Pound for Pound, Disney+ might just be the best streaming service on the market. Granted, even it doesn’t have the depth of classics of the Criterion Channel or the breadth of recent movies like Amazon Prime — and its even more narrowly-drawn than its sister-service Hulu — but nothing, and I mean nothing, beats the robustness and must-see-ness of the House of Mouse. All under one roof, you have the Disney, Pixar, Marvel, Star Wars, Fox and National Geographic brands: everything from traditional to computer animated classics, sci-fi and fantasy must-sees and all-around family favorites. Expect things to only get better when all of those original series start to hit the service later this year.
Star Wars: Episode IV — A New Hope (1977) — It pretty much goes without saying at this point, but Star Wars — all of Star Wars — is great. I loved the original hippie-adjacent, coming-of-age in a time of war movies. I loved the tragic, failed promise of a heroic destiny prequels. I loved the new generation coming to terms with the human frailty of their legendary forebears in the sequels. I loved the spin-off series, the interictal stand-alones and even the (now-non-canonical) expanded universe. Sure, there were some stinkers mixed in there (the occasional Attack of the Clones and The Rise of Skywalker), but the series collectively as formed the foundational bedrock of the last going-on-fifty years of sci-fi blockbusters, and there’s a reason why it’s endured for so long: and every one of them is evident in this first entry to the franchise.
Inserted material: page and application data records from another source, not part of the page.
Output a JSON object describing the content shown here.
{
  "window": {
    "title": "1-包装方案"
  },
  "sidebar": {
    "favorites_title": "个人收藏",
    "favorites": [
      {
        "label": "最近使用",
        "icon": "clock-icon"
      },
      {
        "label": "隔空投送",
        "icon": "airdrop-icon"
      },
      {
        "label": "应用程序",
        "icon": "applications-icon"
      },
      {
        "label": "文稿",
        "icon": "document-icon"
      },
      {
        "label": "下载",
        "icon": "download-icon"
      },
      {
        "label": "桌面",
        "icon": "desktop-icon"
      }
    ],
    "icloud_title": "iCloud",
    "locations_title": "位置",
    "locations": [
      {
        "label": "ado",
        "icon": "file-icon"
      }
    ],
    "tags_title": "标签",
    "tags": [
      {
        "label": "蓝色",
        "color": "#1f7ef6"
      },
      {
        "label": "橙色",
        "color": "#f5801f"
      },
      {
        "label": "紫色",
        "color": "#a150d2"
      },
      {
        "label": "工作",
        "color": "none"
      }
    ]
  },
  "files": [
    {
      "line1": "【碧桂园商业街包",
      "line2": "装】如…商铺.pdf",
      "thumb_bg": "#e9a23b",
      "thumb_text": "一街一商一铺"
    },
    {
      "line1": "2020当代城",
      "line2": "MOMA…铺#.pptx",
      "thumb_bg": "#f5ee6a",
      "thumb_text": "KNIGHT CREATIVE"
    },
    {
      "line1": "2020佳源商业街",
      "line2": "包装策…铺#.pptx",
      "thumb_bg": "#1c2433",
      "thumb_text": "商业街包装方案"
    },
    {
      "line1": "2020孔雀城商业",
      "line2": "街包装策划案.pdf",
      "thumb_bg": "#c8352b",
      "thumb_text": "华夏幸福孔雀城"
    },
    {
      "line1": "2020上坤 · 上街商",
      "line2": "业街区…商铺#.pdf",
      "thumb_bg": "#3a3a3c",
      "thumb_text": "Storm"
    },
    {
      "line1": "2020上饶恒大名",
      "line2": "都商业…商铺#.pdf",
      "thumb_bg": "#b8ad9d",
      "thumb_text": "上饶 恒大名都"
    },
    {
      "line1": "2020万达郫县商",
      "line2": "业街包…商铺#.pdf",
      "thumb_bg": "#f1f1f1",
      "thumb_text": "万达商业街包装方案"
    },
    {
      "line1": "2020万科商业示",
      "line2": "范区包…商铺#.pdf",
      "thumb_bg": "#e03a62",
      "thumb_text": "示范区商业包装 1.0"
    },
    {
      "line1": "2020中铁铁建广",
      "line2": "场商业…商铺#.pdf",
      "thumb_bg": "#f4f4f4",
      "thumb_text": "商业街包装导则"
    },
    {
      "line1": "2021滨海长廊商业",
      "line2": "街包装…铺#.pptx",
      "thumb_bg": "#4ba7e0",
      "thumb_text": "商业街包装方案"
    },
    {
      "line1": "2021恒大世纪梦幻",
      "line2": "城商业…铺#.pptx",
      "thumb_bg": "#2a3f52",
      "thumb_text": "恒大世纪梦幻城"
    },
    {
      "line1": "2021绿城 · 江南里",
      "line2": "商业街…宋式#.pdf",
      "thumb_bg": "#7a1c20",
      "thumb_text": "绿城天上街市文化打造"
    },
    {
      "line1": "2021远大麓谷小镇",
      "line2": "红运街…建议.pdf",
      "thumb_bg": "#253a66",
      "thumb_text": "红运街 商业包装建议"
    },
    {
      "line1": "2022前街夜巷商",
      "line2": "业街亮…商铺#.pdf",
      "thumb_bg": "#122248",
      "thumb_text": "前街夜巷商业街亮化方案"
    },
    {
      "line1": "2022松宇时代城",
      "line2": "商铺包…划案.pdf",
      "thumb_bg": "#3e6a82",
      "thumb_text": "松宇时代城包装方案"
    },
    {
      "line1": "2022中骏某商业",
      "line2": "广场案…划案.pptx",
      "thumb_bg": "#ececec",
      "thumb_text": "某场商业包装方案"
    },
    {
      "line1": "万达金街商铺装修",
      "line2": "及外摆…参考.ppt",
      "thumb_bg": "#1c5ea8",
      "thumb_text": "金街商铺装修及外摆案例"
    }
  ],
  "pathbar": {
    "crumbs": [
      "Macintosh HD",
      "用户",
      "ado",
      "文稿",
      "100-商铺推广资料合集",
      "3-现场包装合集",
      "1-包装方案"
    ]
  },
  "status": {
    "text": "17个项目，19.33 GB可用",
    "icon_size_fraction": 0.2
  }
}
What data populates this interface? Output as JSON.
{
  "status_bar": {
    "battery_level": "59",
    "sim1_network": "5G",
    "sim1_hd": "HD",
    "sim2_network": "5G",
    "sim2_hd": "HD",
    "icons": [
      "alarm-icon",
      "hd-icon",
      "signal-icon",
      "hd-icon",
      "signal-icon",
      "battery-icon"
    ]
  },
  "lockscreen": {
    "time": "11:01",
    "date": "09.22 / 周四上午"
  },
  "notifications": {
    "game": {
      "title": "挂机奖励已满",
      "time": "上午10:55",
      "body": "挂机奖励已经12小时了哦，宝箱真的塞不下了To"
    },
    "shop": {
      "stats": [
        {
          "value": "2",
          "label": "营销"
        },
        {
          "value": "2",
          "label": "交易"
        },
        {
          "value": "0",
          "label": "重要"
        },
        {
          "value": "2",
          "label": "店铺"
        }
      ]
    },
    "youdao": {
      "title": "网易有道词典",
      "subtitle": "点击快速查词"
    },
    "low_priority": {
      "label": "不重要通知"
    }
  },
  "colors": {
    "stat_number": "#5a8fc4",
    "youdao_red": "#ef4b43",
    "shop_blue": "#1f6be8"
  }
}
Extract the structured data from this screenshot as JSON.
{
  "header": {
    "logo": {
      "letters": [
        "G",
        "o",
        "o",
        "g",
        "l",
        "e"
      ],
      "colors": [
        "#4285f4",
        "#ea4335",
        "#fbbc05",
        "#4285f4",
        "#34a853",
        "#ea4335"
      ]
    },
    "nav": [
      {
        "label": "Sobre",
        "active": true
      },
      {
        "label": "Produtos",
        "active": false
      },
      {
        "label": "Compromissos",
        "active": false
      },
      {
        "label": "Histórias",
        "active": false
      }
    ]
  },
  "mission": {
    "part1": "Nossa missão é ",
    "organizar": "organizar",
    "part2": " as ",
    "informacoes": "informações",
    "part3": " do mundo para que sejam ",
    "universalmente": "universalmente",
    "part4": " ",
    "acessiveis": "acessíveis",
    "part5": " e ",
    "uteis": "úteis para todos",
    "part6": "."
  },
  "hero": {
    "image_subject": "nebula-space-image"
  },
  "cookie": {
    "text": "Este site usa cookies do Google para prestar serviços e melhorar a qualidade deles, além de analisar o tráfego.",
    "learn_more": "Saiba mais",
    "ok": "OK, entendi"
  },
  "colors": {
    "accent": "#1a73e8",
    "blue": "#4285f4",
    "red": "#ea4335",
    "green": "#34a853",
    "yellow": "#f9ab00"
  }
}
Willow (1987) — A perennially fresh wound for me as both a movie fan and a fantasy fan is just how terrible the Hobbit movies turned out to be. With the singular exception of the Riddles in the Dark scene in the first one (which nearly saved that movie by itself), it was 10 hours of unmitigated disasters, false starts, easily avoided missteps and maddeningly terrible decision-making. What’s amazing though is that Willow, a legally-distinct knockoff of Tolkien’s first Middle Earth story (envisioned by George Lucas and brought to life by Ron Howard), somehow managed to give us a truer (and certainly better) version of that story more than thirty years ago. Sure, it lacks in Tolkien’s polish and universal iconography, but it makes up for that in spades with its epic wizard duels, roguish sidekicks two-headed monsters named after famed film critics Siskel and Ebert (plus the movie’s evil general is named after third, the ineffable Pauline Kael). And just like Star Wars, there’s so much content beyond the movies to fill your time stuck indoors with, including a sequel novel trilogy written by legendary X-Men scribe Chris Claremont and one of the most underrated action-adventure games on the Nintendo Entertainment System.
Beauty and the Beast (1991) — For movie fans of my generation, the movies of the Disney Renaissance were my first introduction to the wonderful world of cinema. Yes, the period as a whole is more uneven than people give it credit for and there were a few massive disappointments by the end of it, but those first few movies were solid gold and were a great deal better than the alternatives being offered by cheapie animation houses at the time. And while it seems that The Lion King (1994) is pretty much everybody’s favorite of the bunch, I’ve found myself more and more enamored with Beauty and the Beast, notably the first animated film nominated for Best Picture (and, as a function of panicked gatekeeping on the part of the aesthetically conservative Academy, the reason why we have a Best Animated Feature Oscar today), to the point that it’s long since surpassed Disney’s anthropomorphic Hamlet as my go-to movie of the period.
Brink (1998) — Something that I don’t think people are paying enough attention to on Disney+ is the wealth of Disney Channel original movies that are available across the streaming service. Overall, more than made-for-tv 100 movies are available from the 1990s through the 2010s, and an uncommon lot of them are actually really good (especially judging from the generous curve afforded to both made-for-tv and kid-centered movies). The best of the lot, though, has to be Brink, a heartfelt coming-of-age drama about a roller blading teen trying desperately to do the right think and make some extra money for his economically struggling family (whether by washing dogs or shredding on the half-pipe). It’s a rock-solid, family-friendly drama that’s bound to please kids and not absolutely drive their onlooking parents insane. And if you like that one, there are triple digits more where that came from.
Onward (2020) — It’s a real shame that Onward struggled to find its place in theaters. The popular narrative seems to come down to poor advertising — either by way of bad trailers (which admittedly weren’t the best) or an outright lack of them in theaters (which, as a three-times-per-week in the theater man, I can assure you was not the case) — rather than the fact that it dropped right when people were starting to become worried about this whole Coronavirus thing and right before the world entirely shut down because of it. And as this year’s hands-down best movie so far — which, for the record, involves a pair of mismatched brothers in a modern-day fantasy world going on a road trip (sorry, “quest”) for a powerful artifact to finish their half-complete spell that will bring their dead dad back for one day among the living — that’s a real let-down. But with all the theaters closed and all the kids home from school, Disney dropped it onto streaming early and are giving us one more chance to collectively discover how emotionally powerful and narratively gripping this delightful little fantasy flick truly is.